They will also not rule out other options – such as a kit home that’s been sourced and shipped from Sweden – so as long as it’s still using sustainable materials.
Talk to Your Finance Provider Early on
As with most members of the construction team, it makes sense for your finance provide to be involved from the initial stages. In other words, don't wait until you've bought the plot before you begin to look for finance. Lenders like to take everything into account at the early stages. Jon highlights why this is a good idea: “We can maybe advise them as to how much deposit they should be considering putting forward at the land purchase stage, how much they need to hold back for some of the works and work out the project with them in partnership so that you’ve got a really clear timeline and stress-tested cash flow. We can then see what happens if there’s a bit of a move in interest rates, if there’s a bit of a move in property prices, if heaven forbid costs start to rise, so that we can see what the sort of risk appraisal is and advise on the project in a very hands-on way to try and mitigate against nasty surprises.”
Expect Some Challenges During the Build
All projects will have aspects that change. Jon cannot remember any project that has gone exactly as planned where the budget has been spot on. Of course sometimes that can be in your favour and savings can be made on what you thought you were going to borrow. Assuming that a 10% contingency will get you out of all problems could be a mistake.
Stress-Testing is to Help Not Hinder
Applying a stress-test on a project and considering different eventualities makes sure that both the borrower and the lender have got a good understanding of what’s going to happen. It brings clarity over who’s going to be doing what and how things will be certified.
Develop a Personal Relationship with Your Borrower

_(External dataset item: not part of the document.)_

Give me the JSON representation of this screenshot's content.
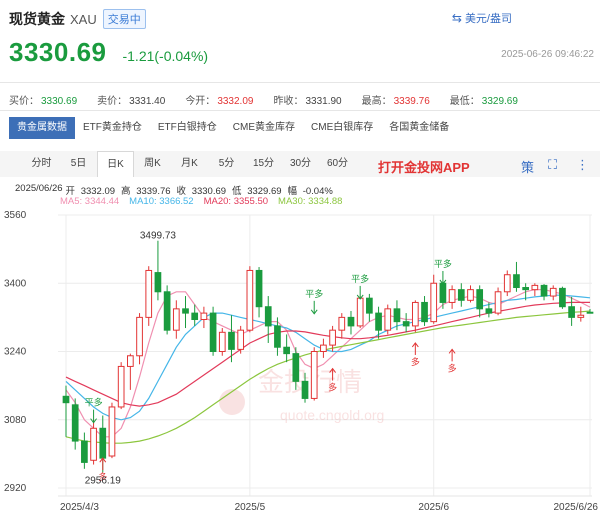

Jon's final bit of advice is to get to know your lender and to have a personal relationship where ever possible. Going through a broker will put you at arms length from whoever is providing the finance. As well as adding an extra layer of cost, you don’t get that rapport to be able to tackle problems that may crop up during the build.
Visit the Ecology Building Society for more information and case studies.
How are you going to finance your build? Have you got a healthy contingency planned?